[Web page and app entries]
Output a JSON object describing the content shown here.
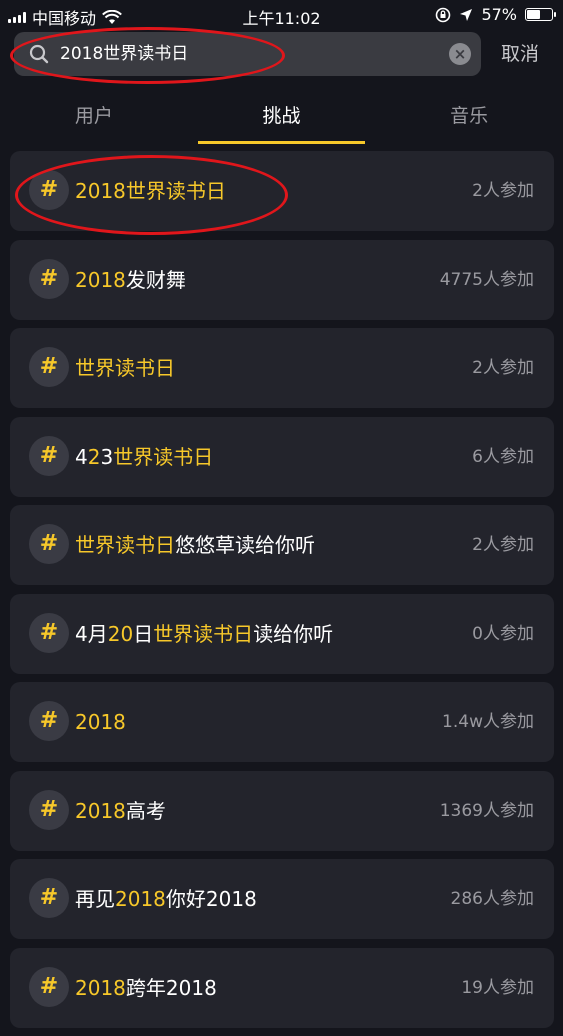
{
  "status_bar": {
    "carrier": "中国移动",
    "time": "上午11:02",
    "battery_percent": "57%",
    "battery_level": 0.57,
    "icons": [
      "signal-icon",
      "wifi-icon",
      "rotation-lock-icon",
      "location-icon",
      "battery-icon"
    ]
  },
  "search": {
    "query": "2018世界读书日",
    "cancel_label": "取消"
  },
  "tabs": [
    {
      "label": "用户",
      "active": false
    },
    {
      "label": "挑战",
      "active": true
    },
    {
      "label": "音乐",
      "active": false
    }
  ],
  "results": [
    {
      "segments": [
        {
          "text": "2018世界读书日",
          "hl": true
        }
      ],
      "count": "2人参加"
    },
    {
      "segments": [
        {
          "text": "2018",
          "hl": true
        },
        {
          "text": "发财舞",
          "hl": false
        }
      ],
      "count": "4775人参加"
    },
    {
      "segments": [
        {
          "text": "世界读书日",
          "hl": true
        }
      ],
      "count": "2人参加"
    },
    {
      "segments": [
        {
          "text": "4",
          "hl": false
        },
        {
          "text": "2",
          "hl": true
        },
        {
          "text": "3",
          "hl": false
        },
        {
          "text": "世界读书日",
          "hl": true
        }
      ],
      "count": "6人参加"
    },
    {
      "segments": [
        {
          "text": "世界读书日",
          "hl": true
        },
        {
          "text": "悠悠草读给你听",
          "hl": false
        }
      ],
      "count": "2人参加"
    },
    {
      "segments": [
        {
          "text": "4月",
          "hl": false
        },
        {
          "text": "20",
          "hl": true
        },
        {
          "text": "日",
          "hl": false
        },
        {
          "text": "世界读书日",
          "hl": true
        },
        {
          "text": "读给你听",
          "hl": false
        }
      ],
      "count": "0人参加"
    },
    {
      "segments": [
        {
          "text": "2018",
          "hl": true
        }
      ],
      "count": "1.4w人参加"
    },
    {
      "segments": [
        {
          "text": "2018",
          "hl": true
        },
        {
          "text": "高考",
          "hl": false
        }
      ],
      "count": "1369人参加"
    },
    {
      "segments": [
        {
          "text": "再见",
          "hl": false
        },
        {
          "text": "2018",
          "hl": true
        },
        {
          "text": "你好2018",
          "hl": false
        }
      ],
      "count": "286人参加"
    },
    {
      "segments": [
        {
          "text": "2018",
          "hl": true
        },
        {
          "text": "跨年2018",
          "hl": false
        }
      ],
      "count": "19人参加"
    }
  ],
  "hash_symbol": "#",
  "colors": {
    "accent": "#f7c82a",
    "background": "#14151c",
    "card": "#23242c",
    "annotation_ring": "#e0161b"
  }
}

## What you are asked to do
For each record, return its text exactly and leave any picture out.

## Finished task
Output a JSON object describing the content shown here.
{
  "status_bar": {
    "carrier": "中国移动",
    "time": "上午11:02",
    "battery_percent": "57%",
    "battery_level": 0.57,
    "icons": [
      "signal-icon",
      "wifi-icon",
      "rotation-lock-icon",
      "location-icon",
      "battery-icon"
    ]
  },
  "search": {
    "query": "2018世界读书日",
    "cancel_label": "取消"
  },
  "tabs": [
    {
      "label": "用户",
      "active": false
    },
    {
      "label": "挑战",
      "active": true
    },
    {
      "label": "音乐",
      "active": false
    }
  ],
  "results": [
    {
      "segments": [
        {
          "text": "2018世界读书日",
          "hl": true
        }
      ],
      "count": "2人参加"
    },
    {
      "segments": [
        {
          "text": "2018",
          "hl": true
        },
        {
          "text": "发财舞",
          "hl": false
        }
      ],
      "count": "4775人参加"
    },
    {
      "segments": [
        {
          "text": "世界读书日",
          "hl": true
        }
      ],
      "count": "2人参加"
    },
    {
      "segments": [
        {
          "text": "4",
          "hl": false
        },
        {
          "text": "2",
          "hl": true
        },
        {
          "text": "3",
          "hl": false
        },
        {
          "text": "世界读书日",
          "hl": true
        }
      ],
      "count": "6人参加"
    },
    {
      "segments": [
        {
          "text": "世界读书日",
          "hl": true
        },
        {
          "text": "悠悠草读给你听",
          "hl": false
        }
      ],
      "count": "2人参加"
    },
    {
      "segments": [
        {
          "text": "4月",
          "hl": false
        },
        {
          "text": "20",
          "hl": true
        },
        {
          "text": "日",
          "hl": false
        },
        {
          "text": "世界读书日",
          "hl": true
        },
        {
          "text": "读给你听",
          "hl": false
        }
      ],
      "count": "0人参加"
    },
    {
      "segments": [
        {
          "text": "2018",
          "hl": true
        }
      ],
      "count": "1.4w人参加"
    },
    {
      "segments": [
        {
          "text": "2018",
          "hl": true
        },
        {
          "text": "高考",
          "hl": false
        }
      ],
      "count": "1369人参加"
    },
    {
      "segments": [
        {
          "text": "再见",
          "hl": false
        },
        {
          "text": "2018",
          "hl": true
        },
        {
          "text": "你好2018",
          "hl": false
        }
      ],
      "count": "286人参加"
    },
    {
      "segments": [
        {
          "text": "2018",
          "hl": true
        },
        {
          "text": "跨年2018",
          "hl": false
        }
      ],
      "count": "19人参加"
    }
  ],
  "hash_symbol": "#",
  "colors": {
    "accent": "#f7c82a",
    "background": "#14151c",
    "card": "#23242c",
    "annotation_ring": "#e0161b"
  }
}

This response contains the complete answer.